The latest Broderer’s Livery Company Lecture saw over 70 people – a mix of Broderers and professional embroiderers hear art historian Clare Ford-Wille talk about the craft of embroidery in the time of the Stuart Kings.
Edmund Harrison, sometime Warden of the Livery Company worked at the Court of James I, Charles I and Charles II, interrupted only by the English Civil War. He was known to have bought a number of items following the excution of Charles I which he put to good use by giving them back to Charles II, along with a certificate confirming him the “ablest worker living” – all of which saw him re-instated as the official King’s Embroiderer to Charles II. His will dated 1665 confirmed this was a very lucrative position and well worth his efforts to get into the new King’s good books.
We know less about John Parr, who was also a Court embroiderer in the time of Queen Elizabeth and James I. Account books belonging to Bess of Hardwicke showed that she paid him £50 to embroiderer a gown (which had already cost her £59 14s to have made) in order to curry favour with the queen. This extravagance was in contrast to the £30 a year Bess paid to her most trusted lady in waiting!
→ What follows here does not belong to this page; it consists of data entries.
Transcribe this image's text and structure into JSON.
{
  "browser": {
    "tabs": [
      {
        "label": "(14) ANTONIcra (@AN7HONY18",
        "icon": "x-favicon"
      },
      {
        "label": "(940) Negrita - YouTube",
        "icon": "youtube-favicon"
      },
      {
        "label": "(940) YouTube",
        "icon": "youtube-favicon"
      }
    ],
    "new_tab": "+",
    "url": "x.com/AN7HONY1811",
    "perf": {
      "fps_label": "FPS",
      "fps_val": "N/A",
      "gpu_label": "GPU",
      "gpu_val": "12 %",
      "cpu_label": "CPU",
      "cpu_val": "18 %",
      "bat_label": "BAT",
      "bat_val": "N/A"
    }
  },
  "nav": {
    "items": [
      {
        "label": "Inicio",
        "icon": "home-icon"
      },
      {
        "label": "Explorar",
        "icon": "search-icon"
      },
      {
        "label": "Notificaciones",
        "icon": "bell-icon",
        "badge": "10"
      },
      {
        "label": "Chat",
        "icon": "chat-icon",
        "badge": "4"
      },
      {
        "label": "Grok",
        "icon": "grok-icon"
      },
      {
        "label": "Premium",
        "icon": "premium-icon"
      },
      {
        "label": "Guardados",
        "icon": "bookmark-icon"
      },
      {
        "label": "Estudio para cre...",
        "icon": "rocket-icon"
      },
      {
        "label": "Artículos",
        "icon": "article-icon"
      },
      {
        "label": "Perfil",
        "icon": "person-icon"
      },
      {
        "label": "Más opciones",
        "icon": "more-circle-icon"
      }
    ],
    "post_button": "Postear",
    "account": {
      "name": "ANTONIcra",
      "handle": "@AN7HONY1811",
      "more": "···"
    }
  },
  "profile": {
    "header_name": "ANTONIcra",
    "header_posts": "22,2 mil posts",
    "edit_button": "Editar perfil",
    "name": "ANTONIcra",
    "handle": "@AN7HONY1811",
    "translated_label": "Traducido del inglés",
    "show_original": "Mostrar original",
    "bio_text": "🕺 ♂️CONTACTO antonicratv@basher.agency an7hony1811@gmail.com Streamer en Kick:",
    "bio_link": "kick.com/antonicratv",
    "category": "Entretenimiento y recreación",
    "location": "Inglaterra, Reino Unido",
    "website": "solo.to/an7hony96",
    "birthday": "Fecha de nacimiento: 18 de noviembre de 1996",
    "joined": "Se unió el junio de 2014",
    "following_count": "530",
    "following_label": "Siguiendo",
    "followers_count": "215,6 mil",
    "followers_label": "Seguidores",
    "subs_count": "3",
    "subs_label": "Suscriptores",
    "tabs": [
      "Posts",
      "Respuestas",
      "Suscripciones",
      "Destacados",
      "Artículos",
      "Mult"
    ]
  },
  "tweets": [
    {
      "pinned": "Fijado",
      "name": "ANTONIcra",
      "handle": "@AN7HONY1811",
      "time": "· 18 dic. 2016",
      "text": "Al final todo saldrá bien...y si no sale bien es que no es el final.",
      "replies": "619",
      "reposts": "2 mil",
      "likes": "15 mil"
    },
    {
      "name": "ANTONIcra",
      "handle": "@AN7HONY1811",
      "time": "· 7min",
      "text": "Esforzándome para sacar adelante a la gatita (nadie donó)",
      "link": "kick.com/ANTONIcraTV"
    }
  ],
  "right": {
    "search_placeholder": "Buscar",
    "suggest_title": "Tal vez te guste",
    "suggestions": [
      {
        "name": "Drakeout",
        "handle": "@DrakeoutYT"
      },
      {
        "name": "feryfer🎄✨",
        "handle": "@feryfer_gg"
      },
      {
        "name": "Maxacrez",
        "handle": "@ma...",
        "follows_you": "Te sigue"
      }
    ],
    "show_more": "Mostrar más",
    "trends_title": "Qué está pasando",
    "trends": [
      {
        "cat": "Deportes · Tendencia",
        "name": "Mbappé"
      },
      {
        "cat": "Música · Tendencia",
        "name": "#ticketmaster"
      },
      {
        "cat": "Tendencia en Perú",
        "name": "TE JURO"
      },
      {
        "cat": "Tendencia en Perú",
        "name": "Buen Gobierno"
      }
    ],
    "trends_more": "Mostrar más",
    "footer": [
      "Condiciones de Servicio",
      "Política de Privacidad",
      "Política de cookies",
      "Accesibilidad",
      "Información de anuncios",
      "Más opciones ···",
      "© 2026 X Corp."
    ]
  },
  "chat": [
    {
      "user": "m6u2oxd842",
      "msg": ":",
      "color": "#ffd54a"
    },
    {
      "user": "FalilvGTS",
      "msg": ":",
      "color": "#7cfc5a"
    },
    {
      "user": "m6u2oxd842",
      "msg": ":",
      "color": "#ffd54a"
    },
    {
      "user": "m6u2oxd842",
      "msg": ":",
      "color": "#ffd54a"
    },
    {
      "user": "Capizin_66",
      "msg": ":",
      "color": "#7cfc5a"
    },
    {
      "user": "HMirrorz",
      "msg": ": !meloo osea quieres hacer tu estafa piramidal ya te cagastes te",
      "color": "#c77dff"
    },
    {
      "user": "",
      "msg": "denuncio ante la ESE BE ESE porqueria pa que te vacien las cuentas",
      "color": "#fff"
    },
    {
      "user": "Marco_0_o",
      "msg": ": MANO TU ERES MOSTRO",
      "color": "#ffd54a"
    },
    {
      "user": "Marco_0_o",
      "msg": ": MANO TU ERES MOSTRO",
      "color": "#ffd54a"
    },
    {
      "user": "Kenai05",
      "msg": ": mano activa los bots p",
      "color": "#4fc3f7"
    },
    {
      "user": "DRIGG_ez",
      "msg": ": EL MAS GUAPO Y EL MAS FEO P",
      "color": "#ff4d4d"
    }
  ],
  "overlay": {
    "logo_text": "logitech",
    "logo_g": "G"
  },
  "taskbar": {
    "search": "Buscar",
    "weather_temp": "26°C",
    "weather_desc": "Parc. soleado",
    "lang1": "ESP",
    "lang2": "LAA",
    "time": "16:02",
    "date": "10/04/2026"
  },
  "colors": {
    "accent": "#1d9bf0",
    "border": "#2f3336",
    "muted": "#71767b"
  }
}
As is our custom, when we get together, we enjoy a glass of wine or two – which showed off the skill of the Clerk and gave the rest of us a chance to catch up with old and new friends. A splendid evening all round.